Rhubarb. The root of one or more undetermined species of Rheum. Nat. Ord. Polygonaceae. Linn. Syst. Enneandria Monogynia. Source, various, principally China, Thibet, and Tartary.
Med. Prop. and Action. Dr. Pereira enumerates eleven species of Rheum yielding the Rhubarb of commerce, and describes twelve different sorts which are met with; for the particulars of which the reader is referred to his valuable work, and also to that of Prof. Royle, on Materia Medica. Their medicinal properties are very similar, although they differ in strength and activity. The English Rhubarb is hardly so purgative, in the same doses, as the Russian and Chinese varieties; and the Himalayan is almost equal to the Russian, but less aromatic, though more astringent. The following are the characters of Rhubarb, as given in the British Pharmacopoeia: - " Trapezoidal, roundish, cylindrical or flatfish pieces, frequently bored with one hole, yellow externally, internally marbled with fine waving greyish and reddish lines, finely gritty under the teeth; taste bitter, faintly astringent, and aromatic; odour strong and very peculiar." The tests for its purity are, that it be free from brown specks externally and internally, and without cavities, and that Boracic Acid does not turn the yellow exterior brown. Impurities are detected in the powder with difficulty. It should be of a fine bright buff-yellow colour. When chewed, Rhubarb should impart to the saliva a deep saffron tinge, and it should not prove slimy or mucilaginous in the mouth. It contains a peculiar crystalline principle, Rheine, or Chryso-phanic Acid, C20H8O6, several resins, a bitter principle, and astringent matter (Tannic and Gallic Acids). Oxalate of Lime in crystals (raphides) exists in varying quantities in Rhubarb. From Russian Rhubarb Mr. Queckett obtained from 35 to 40 per cent. of Oxalate of Lime. Its purgative principle has not yet been isolated. When taken internally, Rhubarb is absorbed into the system, communicates a deep yellow or red colour to the urine, the odour
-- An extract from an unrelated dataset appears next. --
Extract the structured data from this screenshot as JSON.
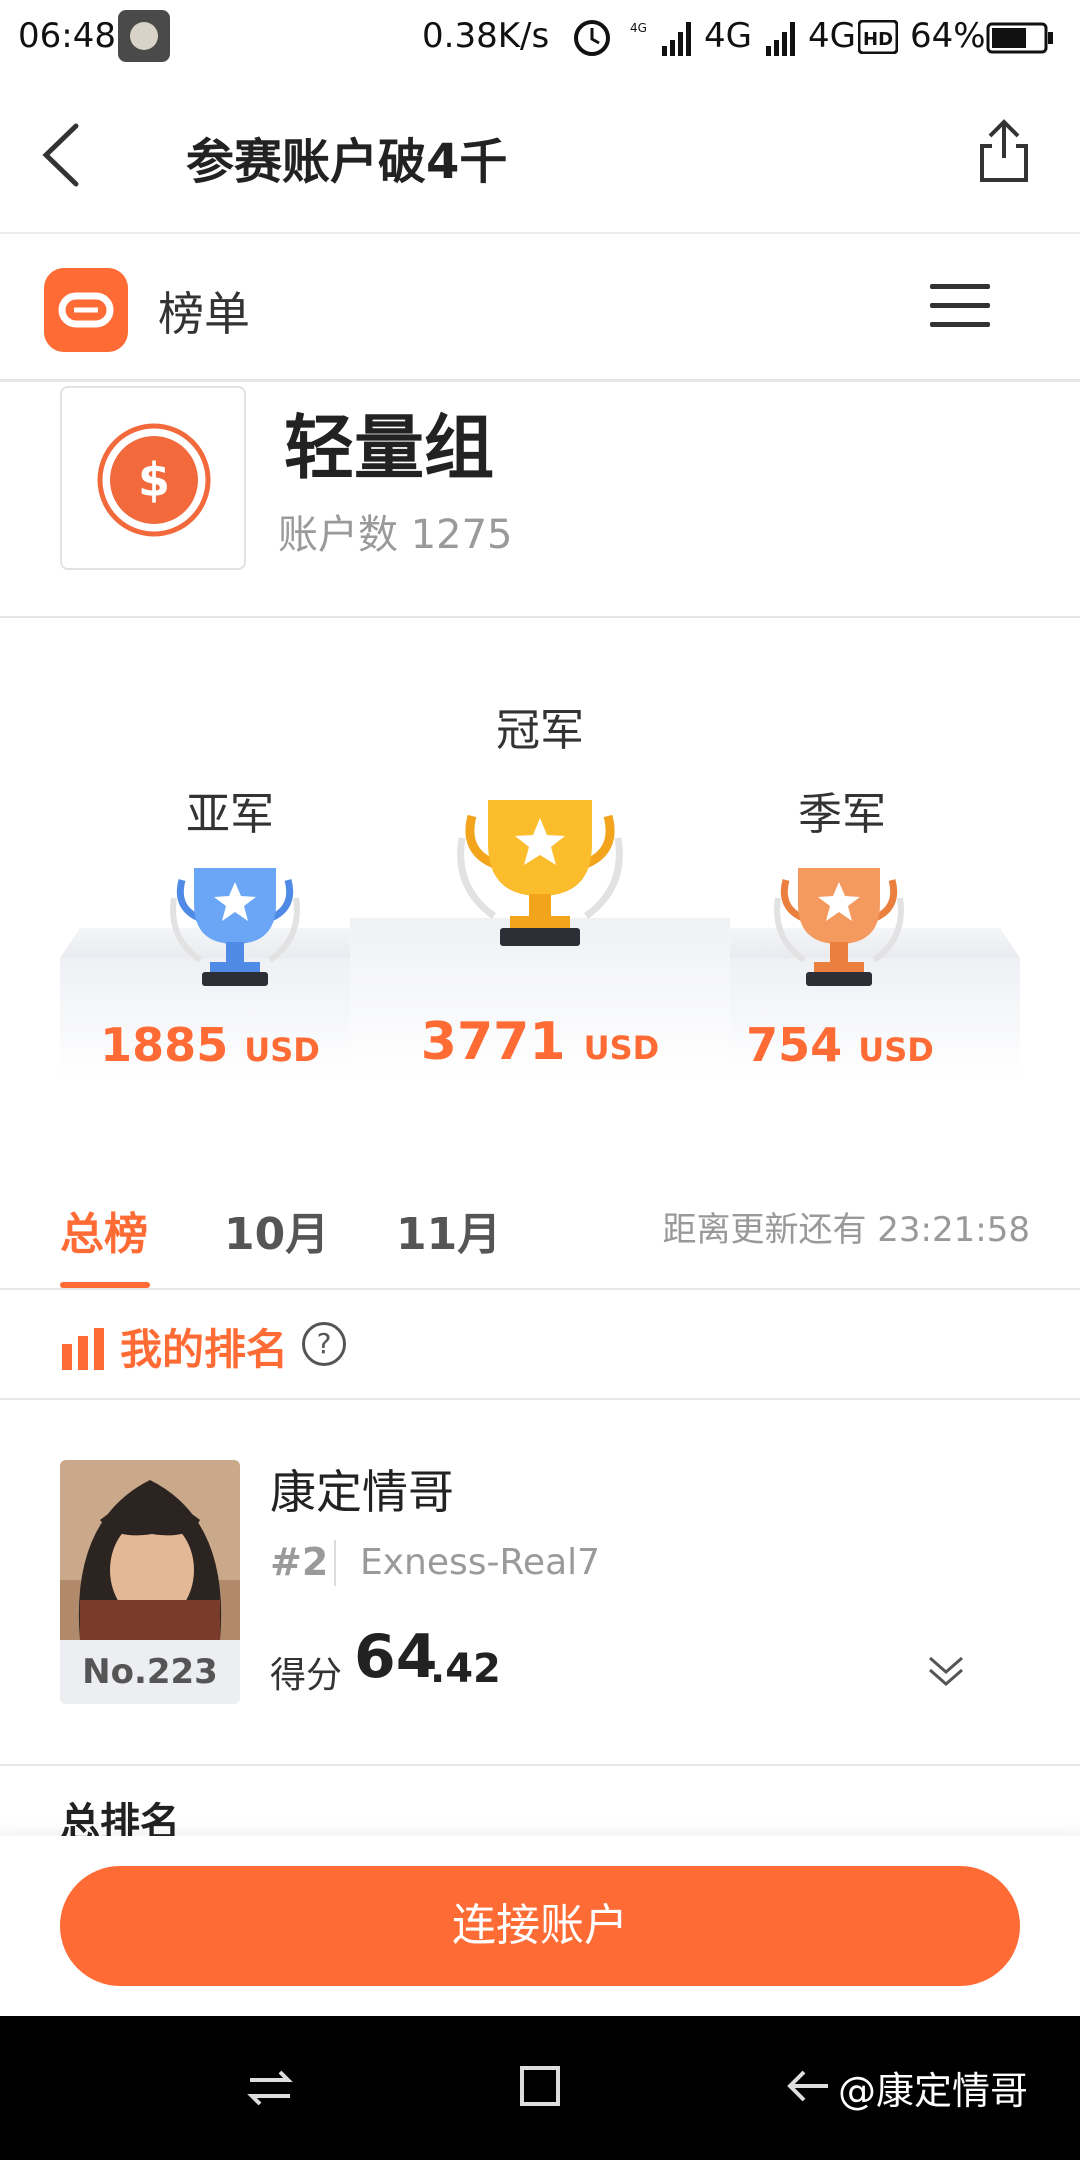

* Gaz. Med. de Paris, Sept. 5, 1840. Journ. de Chirurg., 1846.
Journ. des Connaiss. Med.-Chir., Sept. 1853.
may be detected in the cutaneous secretion, and the milk of a nurse is rendered purgative. That it exercises a specific action on the intestines is shown by Alibert,* who found that frictions with Rhubarb, or a Rhubarb cataplasm placed over the abdomen, produced a brisk purgative effect, although he was unable to detect it in the urine. " It operates," observes Dr. Garrod,t "more by an increase of the peristaltic motions of the canal, than by augmenting the intestinal secretions; the stools which it produces are accordingly feculent; and, since the drug contains astringent principles, its operation is followed by a more or less confined condition of the bowels." Its purgative action is increased by the addition of the Sulphate of Potash. It is particularly adapted as an aperient for children; but in cases of habitual constipation, it is inadvisable, on account of its subsequent astringent effect.
Offic. Prep. 1. Extractum Rhei (Rhubarb, sliced or bruised, lb. j.; Rectified Spirit fl. oz. x.; Distilled Water Ov. Prepared by macerating the Rhubarb in the Spirit and Water for four days, and subsequent evaporation at a temperature not exceeding 160°). Dose, gr. iij. - gr. x.